Daily, pure water gushes forth from the spring at a steady pace of more than 98 million gallons, creating an oasis at the heart of the game park even as a recent survey reveals a reduction in the flow due to illegal human activities
As the luxuriant growth around the water reverberates noisily with fish-spearing birds and monkeys, other wild animals quench their thirst at the stream.
As hippos wallow and waterbucks drink from one of the three main pools and as fish swim, in another, crocodiles bask at the bank.
A group of giraffes and zebras join the waterbucks but they troop away as a group of buffalos approach. They too leave as a herd of elephants draw near while gazelles watch from a distance. The roar of a lion sends the animals scattering.

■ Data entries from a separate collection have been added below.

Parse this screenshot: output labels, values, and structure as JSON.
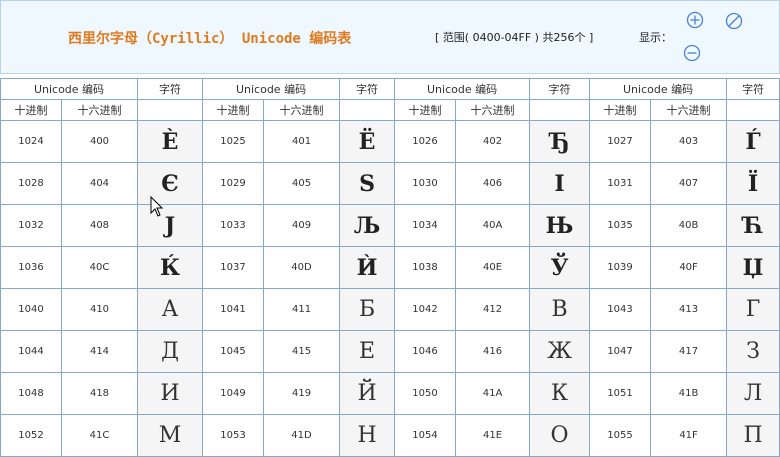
{
  "header": {
    "title": "西里尔字母（Cyrillic） Unicode 编码表",
    "range": "[ 范围( 0400-04FF ) 共256个 ]",
    "show_label": "显示：",
    "icons": [
      "zoom-in-icon",
      "reset-icon",
      "zoom-out-icon"
    ]
  },
  "table": {
    "group_header": "Unicode 编码",
    "char_header": "字符",
    "dec_header": "十进制",
    "hex_header": "十六进制",
    "rows": [
      [
        [
          "1024",
          "400",
          "Ѐ"
        ],
        [
          "1025",
          "401",
          "Ё"
        ],
        [
          "1026",
          "402",
          "Ђ"
        ],
        [
          "1027",
          "403",
          "Ѓ"
        ]
      ],
      [
        [
          "1028",
          "404",
          "Є"
        ],
        [
          "1029",
          "405",
          "Ѕ"
        ],
        [
          "1030",
          "406",
          "І"
        ],
        [
          "1031",
          "407",
          "Ї"
        ]
      ],
      [
        [
          "1032",
          "408",
          "Ј"
        ],
        [
          "1033",
          "409",
          "Љ"
        ],
        [
          "1034",
          "40A",
          "Њ"
        ],
        [
          "1035",
          "40B",
          "Ћ"
        ]
      ],
      [
        [
          "1036",
          "40C",
          "Ќ"
        ],
        [
          "1037",
          "40D",
          "Ѝ"
        ],
        [
          "1038",
          "40E",
          "Ў"
        ],
        [
          "1039",
          "40F",
          "Џ"
        ]
      ],
      [
        [
          "1040",
          "410",
          "А"
        ],
        [
          "1041",
          "411",
          "Б"
        ],
        [
          "1042",
          "412",
          "В"
        ],
        [
          "1043",
          "413",
          "Г"
        ]
      ],
      [
        [
          "1044",
          "414",
          "Д"
        ],
        [
          "1045",
          "415",
          "Е"
        ],
        [
          "1046",
          "416",
          "Ж"
        ],
        [
          "1047",
          "417",
          "З"
        ]
      ],
      [
        [
          "1048",
          "418",
          "И"
        ],
        [
          "1049",
          "419",
          "Й"
        ],
        [
          "1050",
          "41A",
          "К"
        ],
        [
          "1051",
          "41B",
          "Л"
        ]
      ],
      [
        [
          "1052",
          "41C",
          "М"
        ],
        [
          "1053",
          "41D",
          "Н"
        ],
        [
          "1054",
          "41E",
          "О"
        ],
        [
          "1055",
          "41F",
          "П"
        ]
      ]
    ]
  }
}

With 100,000 visitors each year, the spring is not just the biggest attraction in the park but also the lifeline of Mombasa town and other coastal townships waters. A pipeline from the spring to Mombasa is the source of most of the cityâs drinking water. Water from the spring that is not pumped but moves by force of gravity also serves Voi, Maungu, Bachuma, Mackinon, Samburu, Mariakani and Mazeras townships as well as Malindi and Kilifi towns.
The flow of the permanent spring creates an oasis in the semi-arid area sustaining the wildlife inside and outside the park. It is home to a resident 68 hippos and 450 species of birds.
The Kenya Wildlife Service (KWS) survey finds a reduction of water flow from the spring over the past six years. "We recently completed a satellite and aerial survey, spring and river flow and rainfall analysis and realised a decrease of the natural water," says KWS senior warden Daniel Woodley. Huge demand for hard wood and sandalwood is threatening the flora and fauna in the park. "Illegal human activities upstream could reduce the flow of water from Mzima Springs," Ms Christine Boit, deputy park warden says. The spring is also the major source of Tsavo River that traverses the Tsavo East and West national parks, the largest protected area complex covering four per cent of the land mass.